We arrived before our room was ready, so we headed to one of our favorite lunch destinations, Olives at the Bellagio. While the food is great — I enjoyed my spicy broccoli flatbread — we go there to enjoy the front-row seats for the fountain show. I don’t know what it is about fountains that dance to show tunes, but I can’t get enough.
We had more time to kill after lunch so we went in search of some cheap blackjack tables. That’s a bit of a joke, really, because there is no such thing anymore. We headed down the strip from to some of our favorite lower-rent destinations (classic car collection at the IP, anyone?), and found nothing cheaper than $10 tables — even at O’Sheas. That’s a bit too rich for my blood. Apparently, the new way to gamble on the cheap is to play beer pong or War. That’s right, War. It was like something out of Vegas Vacation. We eventually settled at a table at Harrah’s and I managed to play the same $10 for about 45 minutes. That’s my kind of gambling.

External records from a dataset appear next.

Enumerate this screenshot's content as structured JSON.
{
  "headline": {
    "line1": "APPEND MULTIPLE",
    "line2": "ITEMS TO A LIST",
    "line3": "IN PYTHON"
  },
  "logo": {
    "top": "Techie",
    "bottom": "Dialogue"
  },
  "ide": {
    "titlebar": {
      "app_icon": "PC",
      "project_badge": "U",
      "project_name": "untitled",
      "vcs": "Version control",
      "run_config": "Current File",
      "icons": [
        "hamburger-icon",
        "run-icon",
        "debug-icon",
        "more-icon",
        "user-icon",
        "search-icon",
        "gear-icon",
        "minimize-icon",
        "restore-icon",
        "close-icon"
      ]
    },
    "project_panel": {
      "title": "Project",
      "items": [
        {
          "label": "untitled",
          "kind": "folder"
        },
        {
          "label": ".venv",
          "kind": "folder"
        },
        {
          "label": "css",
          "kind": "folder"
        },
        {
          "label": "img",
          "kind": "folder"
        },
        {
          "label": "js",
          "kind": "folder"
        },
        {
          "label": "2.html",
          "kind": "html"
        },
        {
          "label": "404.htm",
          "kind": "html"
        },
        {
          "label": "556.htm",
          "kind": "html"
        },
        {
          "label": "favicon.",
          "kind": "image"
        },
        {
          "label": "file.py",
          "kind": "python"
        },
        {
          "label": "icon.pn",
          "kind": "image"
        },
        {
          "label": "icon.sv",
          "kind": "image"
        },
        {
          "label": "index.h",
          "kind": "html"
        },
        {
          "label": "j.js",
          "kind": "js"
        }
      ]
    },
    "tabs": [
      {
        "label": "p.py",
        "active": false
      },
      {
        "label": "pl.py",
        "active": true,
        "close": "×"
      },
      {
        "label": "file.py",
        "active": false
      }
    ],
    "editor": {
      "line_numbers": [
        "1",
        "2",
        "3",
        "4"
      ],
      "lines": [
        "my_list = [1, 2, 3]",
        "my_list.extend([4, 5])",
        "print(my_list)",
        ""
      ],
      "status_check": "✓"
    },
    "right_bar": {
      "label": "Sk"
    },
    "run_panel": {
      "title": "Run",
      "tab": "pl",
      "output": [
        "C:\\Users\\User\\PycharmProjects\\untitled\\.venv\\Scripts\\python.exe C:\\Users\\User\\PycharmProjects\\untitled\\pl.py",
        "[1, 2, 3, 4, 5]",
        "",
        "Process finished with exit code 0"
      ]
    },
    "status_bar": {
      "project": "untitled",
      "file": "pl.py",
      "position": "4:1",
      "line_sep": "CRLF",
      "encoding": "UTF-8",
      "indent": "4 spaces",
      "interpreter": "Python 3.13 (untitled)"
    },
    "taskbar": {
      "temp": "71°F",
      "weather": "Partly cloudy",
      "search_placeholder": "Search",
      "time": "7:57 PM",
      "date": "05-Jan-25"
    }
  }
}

I had just cashed in my chips and collected my $11 in winnings when we learned our room was ready. We headed back to the Cosmopolitan and got our keys. This was our first chance to check out the casino, and we were pleased with what we saw. The place is all crystal chandeliers and attractive artwork. Tasteful and understated in that over-the-top-Vegas-spectacle kind of way. Vegas can’t do anything small, but it can do it with class when it wants to.
Our room was a big hit. The small suite had a nice-sized living area, a large closet and bathroom with a sunken tub and a very comfy bed. But the kicker was the terrace with a view of our favorite free Vegas attraction.What fun it was to have our own private view of the dancing fountain show all day and night.
As I’ve gotten older my Vegas experience has changed quite a bit. I can’t stay up all night anymore, nor do I want to. These days Vegas is more about eating good (and over-priced) food, relaxing at an over-the-top (and over-priced) luxurious spa and enjoying the wide array of non-gambling entertainment opportunities it offers. The Cosmopolitan delivered on all accounts. We tried out a few of their numerous dining options to good success, I enjoyed a lovely therapeutic massage and to top it all off, we rocked out at an incredible Big Boi-Black Keys concert in one of the hotel’s intimate concert halls.
I’ll definitely go back to the Cosmopolitan as a paying customer. It is stylish and fun, and although the hotel caters to the well-heeled, it also has its fair share of quirks. My favorite (and a bit of a life-saver Monday morning) is the unmarked “secret” pizza parlor that serves up cheap and delicious slices all day and night. And while the price point of the hotel draws an older crowd — like, as old as me and Tim — there were still plenty of young whippersnappers blowing their rent money in a boozy haze at 5 a.m. when we were leaving for the airport Tuesday. Having that kind of energy is but a faint memory for me. But that’s okay, because with places like the Cosmopolitan, there is still room for me to enjoy Sin City at a slightly less sinful pace.